“Think of it,” I said, “For the rest of your life, you can pass that storefront and smile, and only you will know what you’re smiling about.” She thought about it for a moment, and she got it! We didn’t wait to finish our coffees.

We walked along Broadway looking for the “right” shop. How we decided, in the heat of the moment, on what we decided on, eludes me, but I like to think that newlyweds shopping for their first bed set choose with similar inspiration. We had our doorway! — in a cozy alcove set back about 12 feet from the storefront and another 12 feet from the curb.

In that flicker of moonlight, she was a wan waif who told me I could make love to her if I didn’t touch her breasts.

My psyche, charging ahead of my libido, was telling me, wonderstruck, “This is going to happen!” My libido rose to make a contest of it. My partner in mind and matter sighed. We embraced, squirmed, writhed and unzipped, and were literally and figuratively on the threshold of making our own history when… a tight spotlight hit us. A spot I squinted into to see emanating from a police patrol car paused at the curb. A spot that reduced me to… you get the point. Two of “New York’s finest” were amused, and the squad car moved on. So did we, in separate directions. No point in offering to call her in the morning.

I returned home to my building, thinking the evening was over. I unhurriedly climbed the 14 flights to my apartment, my mind insipidly singing “Can’t top this one!” I entered my apartment to find a young girl sitting cross-legged on the floor in the dark.

I learned from her that my part-time roommate had brought her into town with him and left her there. I sat down with her. Through my living room window, I saw, for the first time that evening, the sky, if not the city’s streets, was lit by a perfect full moon. Not a night to waste a perfect full moon, I mused. Soon, we were leaning back on our elbows, and soon after, lying down.

Several years after, I would identify her from “the trades” as the new wife of one of the biggest rock stars of the day. But in that flicker of moonlight, she was a wan waif who told me I could make love to her if I didn’t touch her breasts.

Lights out.

Ray Errol Fox was nominated for an Academy Award as writer/producer of the documentary, “Preserving the Past to Ensure the Future.” His book, Angela Ambrosia, was a Literary Guild Selection.
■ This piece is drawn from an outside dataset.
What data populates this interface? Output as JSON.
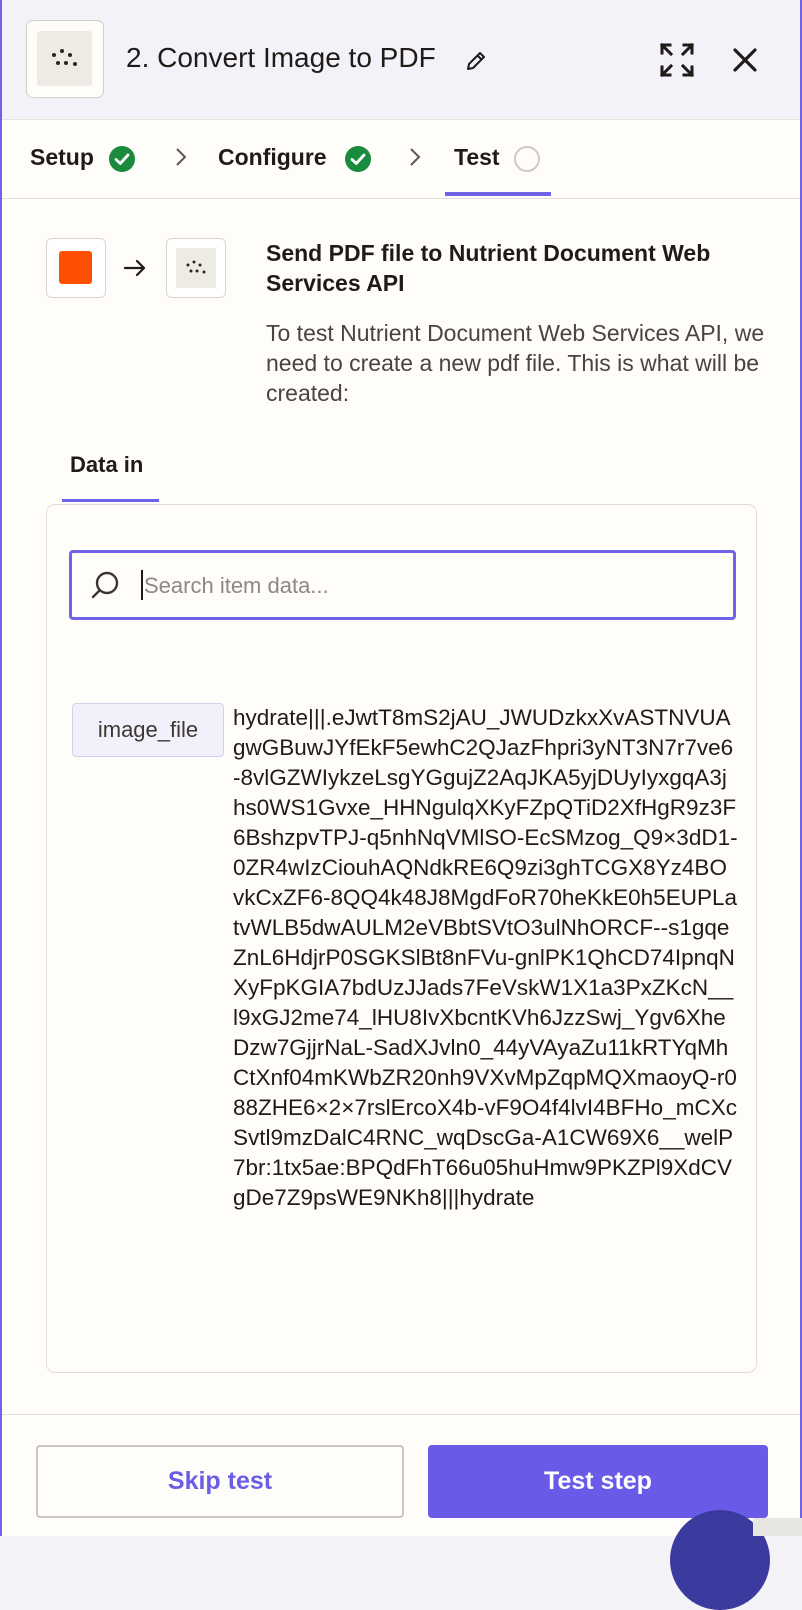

He is a contributor  of opinion and anecdotes, www.sonofthecucumberking.com, and is writing “a memoir of sorts” of his unconventional experiences.

Lights Out: The Great Northeastern Blackout of 1965